Today we have in our hand a high-end USB flash drive by Kingston. The DataTraveler HyperX Predator drive features speeds of up to 240MB/s read and 160MB/s write
when connected in a USB 3.0 port, along with of up to 1TB. This means that it is actually pocket backup device fast enough to quickly access, edit and transfer files and applications directly from
the drive with no lag and also large enough to store your entire digital world.
The prestigious drive is compliant with USB 3.0
specifications to take advantage of USB 3.0 ports in newer notebooks and
desktops, and it includes a USB 3.0 dongle. It’s also backwards compatible
with USB 2.0 systems.
The capacities of the DataTraveler HyperX go up to 1TB with the following part numbers
- 1TB DTHXP30/1TB
- 512GB DTHXP30/512GB
- Speeds - 240MB/s read and 160MB/s write (in USB 3.0)
- Capacity of up to 1TB1
- USB 3.0 functionality, backwards compatible with USB 2.0
- Exclusive metal casing with custom key ring and HyperX Valet Keychain
- Supports Windows 8, Windows 7, Vista, XP & Mac
2. The USB Flash Drive
The Kingston DataTraveler HyperX Predator 512GB retails online for €698~766. The price is very high but is seems that Kingston has no serious competition in the category, for a premium product aimed at a limited target group.
The drive is backed by a five-year warranty and free
technical support by Kingston.
Let's move on with the package. As you see below, the Predator HyperX 512GB USB3.0 does not come in the typical transparent plastic case seen with most USB flash drives.
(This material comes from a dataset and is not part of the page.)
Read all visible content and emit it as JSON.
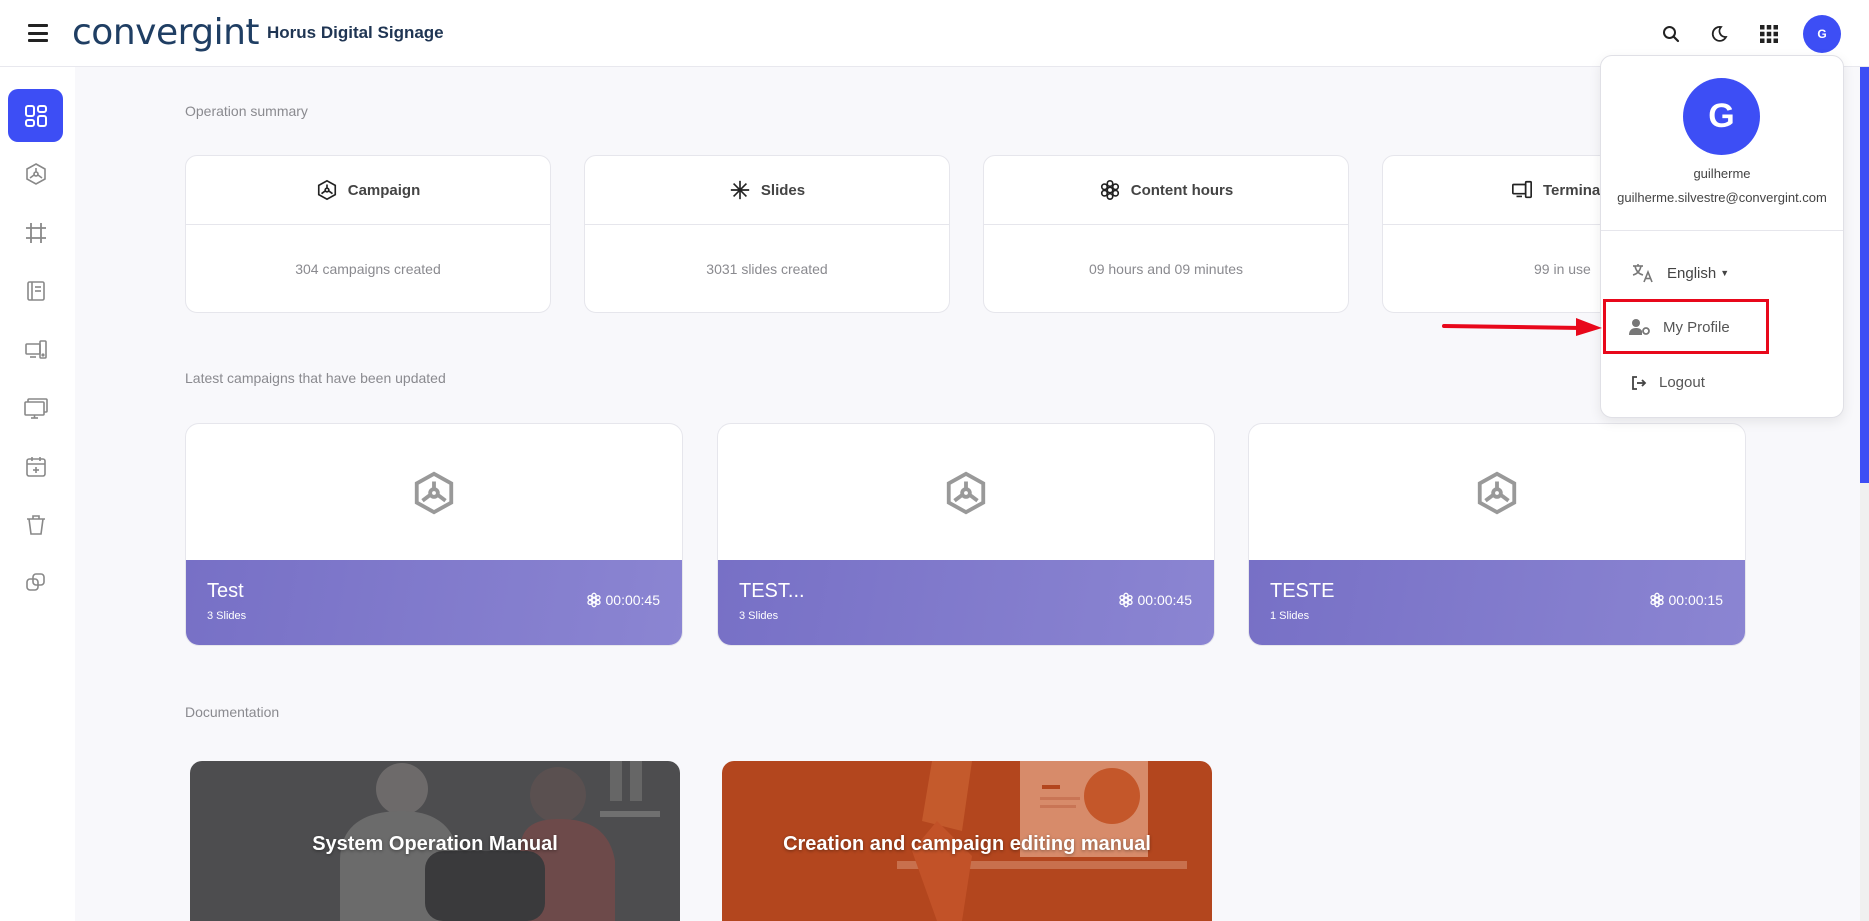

Besides the flash drive itself, this small metallic package includes a get a key ring and a USB3.0 extension cable to allow us to easily plug the flash drive even when the available free space around our system's USB ports is limited.
The USB flash drive is large in size compared to other drives, as it is 72mm x 26.94mm x 21mm without the key ring
. A zinc
alloy metal casing contributes to its high-end design and adds a solid look, while it also makes the drive shock-resistant.
Besides a couple of Kingston logos, a blue LED on the side of the drive flashes during write/read operations.
A custom Kingston key ring and
a HyperX Valet Keychain are some extras goodies provided by the company:
The left section of the drive slides along the black middle section to reveal a USB 3.0 connector.
Inside the 521GB drive there are a Phison PS2261 controller and Toshiba 19nm NAND Flash.
We ran some benchmarks with the Kingston Predator HyperX 512GB USB3.0 drive using the following setup:
- Intel i5-2500K with default cooler
- Gigabyte Z77X-D3H with the latest available bios
- 4x2GB Kingston 2133MHz HyperX rated memories
- Seagate 7200.12 500GB 7200rpm
- Windows 7 x64 SP1 with all latest updated installed
Windows recognized the USB flash drive and below you see it had been pre-formatted to FAT32 and it offered 478GB of free space.
We used the latest CrystalDiskMark 3.0.2 in order to get an idea of the product's performance. The specs rate this drive at 240MB/sec reading, 160MB/sec writing. The CrystalDiskMark reported higher speeds with both compressible and incompressible files.
The 512K/4K/4K QD32 writing results are somewhat low. This is what we generally find when we test USB flash drives, but we did expect more from a € 700+ storage device:
The 0fill test showed an overall lower performance:
The AS SSD Benchmark returned the reading/writing speeds quoted by Kingston. Again, the 4K/4K-64Thrd write scores were very low, meaning you will have to wait further to load small files into the flash drive:
The graph below shows the read and write speeds of the drive when it is dealing with files with fully or partially compressible.
Last but not least, we used the ATTO Disk Benchmark. For a QD4, for files sizes ranging from 64 KB ~8MB, you should expect writing speed of 65~73 MB/s, and a reading speed of 200~238MB/s. Again writing of small files was very low:
4. Final thoughts
Having up to 1TB of storage space in your pocket was a dream some years ago. The Kingston DataTraveler Predator HyperX flash drive offers that convenience plus generous capacities and a performance that cannot match an SSD but is more aligned to a USB flash drive. It comes in an almost luxurious package, a good bundle with some extra accessories and and its solid feel will impress you, although a smaller size would make it look more elegant. Corporate users might complain about the lack of hardware encryption.
But the basic question here is whether the drive is worth the money spent. Consider that 512GB version would cost you around €660~760 (!) and you could spent the same on a 2.5" 512GB SSD and a USB3.0 case, while you could enjoy some extra performance, especially with smaller files.
So this is definitely a matter of convenience and portability here. For sure, the HyperX Predator is also not exactly intended to sell a million units, but it's an innovating product that will primarily appeal to the ultra-premium market who appreciates its benefits.